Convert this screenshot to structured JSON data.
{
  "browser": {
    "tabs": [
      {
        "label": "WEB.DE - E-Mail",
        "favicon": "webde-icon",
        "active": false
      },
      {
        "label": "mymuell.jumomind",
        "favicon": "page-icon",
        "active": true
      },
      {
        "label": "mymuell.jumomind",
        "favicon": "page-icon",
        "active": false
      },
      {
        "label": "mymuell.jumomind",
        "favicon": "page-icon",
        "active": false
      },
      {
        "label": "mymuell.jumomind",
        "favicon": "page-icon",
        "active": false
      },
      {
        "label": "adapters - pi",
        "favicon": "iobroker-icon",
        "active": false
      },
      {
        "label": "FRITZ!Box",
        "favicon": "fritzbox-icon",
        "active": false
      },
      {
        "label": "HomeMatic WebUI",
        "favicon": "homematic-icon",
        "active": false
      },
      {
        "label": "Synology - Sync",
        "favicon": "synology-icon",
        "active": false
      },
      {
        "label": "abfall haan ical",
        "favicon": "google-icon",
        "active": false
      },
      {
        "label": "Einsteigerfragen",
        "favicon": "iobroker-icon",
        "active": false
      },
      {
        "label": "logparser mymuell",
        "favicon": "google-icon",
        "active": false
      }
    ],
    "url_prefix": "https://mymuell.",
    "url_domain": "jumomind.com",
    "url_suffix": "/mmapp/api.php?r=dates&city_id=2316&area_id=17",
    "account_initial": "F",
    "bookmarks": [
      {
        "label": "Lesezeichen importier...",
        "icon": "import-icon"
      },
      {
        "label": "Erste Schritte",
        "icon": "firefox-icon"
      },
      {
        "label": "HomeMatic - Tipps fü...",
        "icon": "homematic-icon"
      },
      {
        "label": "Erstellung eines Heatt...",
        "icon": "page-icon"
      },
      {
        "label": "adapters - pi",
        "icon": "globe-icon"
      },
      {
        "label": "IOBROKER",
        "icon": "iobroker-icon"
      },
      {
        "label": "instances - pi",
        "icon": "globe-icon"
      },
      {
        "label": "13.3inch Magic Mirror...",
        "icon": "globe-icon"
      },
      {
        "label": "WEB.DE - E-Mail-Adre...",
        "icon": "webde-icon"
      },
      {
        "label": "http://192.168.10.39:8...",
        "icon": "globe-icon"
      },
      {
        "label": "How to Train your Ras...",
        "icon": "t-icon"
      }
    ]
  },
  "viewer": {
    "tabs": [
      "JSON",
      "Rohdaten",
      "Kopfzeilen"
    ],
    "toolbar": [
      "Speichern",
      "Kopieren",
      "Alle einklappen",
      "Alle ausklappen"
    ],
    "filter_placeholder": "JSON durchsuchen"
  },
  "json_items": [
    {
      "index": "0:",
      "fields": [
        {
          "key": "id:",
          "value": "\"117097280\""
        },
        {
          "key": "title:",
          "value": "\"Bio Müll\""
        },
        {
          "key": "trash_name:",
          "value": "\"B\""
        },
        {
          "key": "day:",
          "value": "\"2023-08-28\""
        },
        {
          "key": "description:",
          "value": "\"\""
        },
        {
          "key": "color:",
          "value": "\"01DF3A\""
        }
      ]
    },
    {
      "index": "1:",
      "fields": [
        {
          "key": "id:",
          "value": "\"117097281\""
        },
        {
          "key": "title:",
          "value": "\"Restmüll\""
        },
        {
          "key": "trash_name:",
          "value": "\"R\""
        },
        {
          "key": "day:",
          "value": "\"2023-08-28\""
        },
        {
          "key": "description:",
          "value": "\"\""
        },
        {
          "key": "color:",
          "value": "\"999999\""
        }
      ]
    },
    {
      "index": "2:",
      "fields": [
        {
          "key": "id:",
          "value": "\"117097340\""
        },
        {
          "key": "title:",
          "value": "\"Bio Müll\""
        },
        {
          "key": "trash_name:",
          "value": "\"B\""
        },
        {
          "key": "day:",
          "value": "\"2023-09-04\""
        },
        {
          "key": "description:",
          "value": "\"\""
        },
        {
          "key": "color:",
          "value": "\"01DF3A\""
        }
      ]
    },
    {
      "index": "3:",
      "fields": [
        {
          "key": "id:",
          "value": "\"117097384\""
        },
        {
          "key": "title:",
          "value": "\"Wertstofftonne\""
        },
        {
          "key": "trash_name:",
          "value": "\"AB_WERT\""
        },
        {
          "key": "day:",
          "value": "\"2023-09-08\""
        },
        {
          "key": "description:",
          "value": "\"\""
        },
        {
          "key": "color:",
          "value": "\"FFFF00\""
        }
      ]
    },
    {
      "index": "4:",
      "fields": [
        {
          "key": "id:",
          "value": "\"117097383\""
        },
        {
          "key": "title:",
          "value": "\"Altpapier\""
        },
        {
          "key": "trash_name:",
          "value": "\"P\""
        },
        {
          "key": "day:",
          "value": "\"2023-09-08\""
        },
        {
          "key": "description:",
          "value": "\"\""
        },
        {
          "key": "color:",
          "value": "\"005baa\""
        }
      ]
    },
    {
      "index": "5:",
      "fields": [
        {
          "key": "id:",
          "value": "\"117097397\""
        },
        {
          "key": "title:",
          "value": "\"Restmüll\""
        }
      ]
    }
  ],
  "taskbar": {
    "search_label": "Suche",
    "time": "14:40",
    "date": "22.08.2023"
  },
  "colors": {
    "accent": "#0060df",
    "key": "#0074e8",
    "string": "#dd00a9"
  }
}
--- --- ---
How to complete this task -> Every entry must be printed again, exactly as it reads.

Your solution ->
Convert this screenshot to structured JSON data.
{
  "browser": {
    "tabs": [
      {
        "label": "WEB.DE - E-Mail",
        "favicon": "webde-icon",
        "active": false
      },
      {
        "label": "mymuell.jumomind",
        "favicon": "page-icon",
        "active": true
      },
      {
        "label": "mymuell.jumomind",
        "favicon": "page-icon",
        "active": false
      },
      {
        "label": "mymuell.jumomind",
        "favicon": "page-icon",
        "active": false
      },
      {
        "label": "mymuell.jumomind",
        "favicon": "page-icon",
        "active": false
      },
      {
        "label": "adapters - pi",
        "favicon": "iobroker-icon",
        "active": false
      },
      {
        "label": "FRITZ!Box",
        "favicon": "fritzbox-icon",
        "active": false
      },
      {
        "label": "HomeMatic WebUI",
        "favicon": "homematic-icon",
        "active": false
      },
      {
        "label": "Synology - Sync",
        "favicon": "synology-icon",
        "active": false
      },
      {
        "label": "abfall haan ical",
        "favicon": "google-icon",
        "active": false
      },
      {
        "label": "Einsteigerfragen",
        "favicon": "iobroker-icon",
        "active": false
      },
      {
        "label": "logparser mymuell",
        "favicon": "google-icon",
        "active": false
      }
    ],
    "url_prefix": "https://mymuell.",
    "url_domain": "jumomind.com",
    "url_suffix": "/mmapp/api.php?r=dates&city_id=2316&area_id=17",
    "account_initial": "F",
    "bookmarks": [
      {
        "label": "Lesezeichen importier...",
        "icon": "import-icon"
      },
      {
        "label": "Erste Schritte",
        "icon": "firefox-icon"
      },
      {
        "label": "HomeMatic - Tipps fü...",
        "icon": "homematic-icon"
      },
      {
        "label": "Erstellung eines Heatt...",
        "icon": "page-icon"
      },
      {
        "label": "adapters - pi",
        "icon": "globe-icon"
      },
      {
        "label": "IOBROKER",
        "icon": "iobroker-icon"
      },
      {
        "label": "instances - pi",
        "icon": "globe-icon"
      },
      {
        "label": "13.3inch Magic Mirror...",
        "icon": "globe-icon"
      },
      {
        "label": "WEB.DE - E-Mail-Adre...",
        "icon": "webde-icon"
      },
      {
        "label": "http://192.168.10.39:8...",
        "icon": "globe-icon"
      },
      {
        "label": "How to Train your Ras...",
        "icon": "t-icon"
      }
    ]
  },
  "viewer": {
    "tabs": [
      "JSON",
      "Rohdaten",
      "Kopfzeilen"
    ],
    "toolbar": [
      "Speichern",
      "Kopieren",
      "Alle einklappen",
      "Alle ausklappen"
    ],
    "filter_placeholder": "JSON durchsuchen"
  },
  "json_items": [
    {
      "index": "0:",
      "fields": [
        {
          "key": "id:",
          "value": "\"117097280\""
        },
        {
          "key": "title:",
          "value": "\"Bio Müll\""
        },
        {
          "key": "trash_name:",
          "value": "\"B\""
        },
        {
          "key": "day:",
          "value": "\"2023-08-28\""
        },
        {
          "key": "description:",
          "value": "\"\""
        },
        {
          "key": "color:",
          "value": "\"01DF3A\""
        }
      ]
    },
    {
      "index": "1:",
      "fields": [
        {
          "key": "id:",
          "value": "\"117097281\""
        },
        {
          "key": "title:",
          "value": "\"Restmüll\""
        },
        {
          "key": "trash_name:",
          "value": "\"R\""
        },
        {
          "key": "day:",
          "value": "\"2023-08-28\""
        },
        {
          "key": "description:",
          "value": "\"\""
        },
        {
          "key": "color:",
          "value": "\"999999\""
        }
      ]
    },
    {
      "index": "2:",
      "fields": [
        {
          "key": "id:",
          "value": "\"117097340\""
        },
        {
          "key": "title:",
          "value": "\"Bio Müll\""
        },
        {
          "key": "trash_name:",
          "value": "\"B\""
        },
        {
          "key": "day:",
          "value": "\"2023-09-04\""
        },
        {
          "key": "description:",
          "value": "\"\""
        },
        {
          "key": "color:",
          "value": "\"01DF3A\""
        }
      ]
    },
    {
      "index": "3:",
      "fields": [
        {
          "key": "id:",
          "value": "\"117097384\""
        },
        {
          "key": "title:",
          "value": "\"Wertstofftonne\""
        },
        {
          "key": "trash_name:",
          "value": "\"AB_WERT\""
        },
        {
          "key": "day:",
          "value": "\"2023-09-08\""
        },
        {
          "key": "description:",
          "value": "\"\""
        },
        {
          "key": "color:",
          "value": "\"FFFF00\""
        }
      ]
    },
    {
      "index": "4:",
      "fields": [
        {
          "key": "id:",
          "value": "\"117097383\""
        },
        {
          "key": "title:",
          "value": "\"Altpapier\""
        },
        {
          "key": "trash_name:",
          "value": "\"P\""
        },
        {
          "key": "day:",
          "value": "\"2023-09-08\""
        },
        {
          "key": "description:",
          "value": "\"\""
        },
        {
          "key": "color:",
          "value": "\"005baa\""
        }
      ]
    },
    {
      "index": "5:",
      "fields": [
        {
          "key": "id:",
          "value": "\"117097397\""
        },
        {
          "key": "title:",
          "value": "\"Restmüll\""
        }
      ]
    }
  ],
  "taskbar": {
    "search_label": "Suche",
    "time": "14:40",
    "date": "22.08.2023"
  },
  "colors": {
    "accent": "#0060df",
    "key": "#0074e8",
    "string": "#dd00a9"
  }
}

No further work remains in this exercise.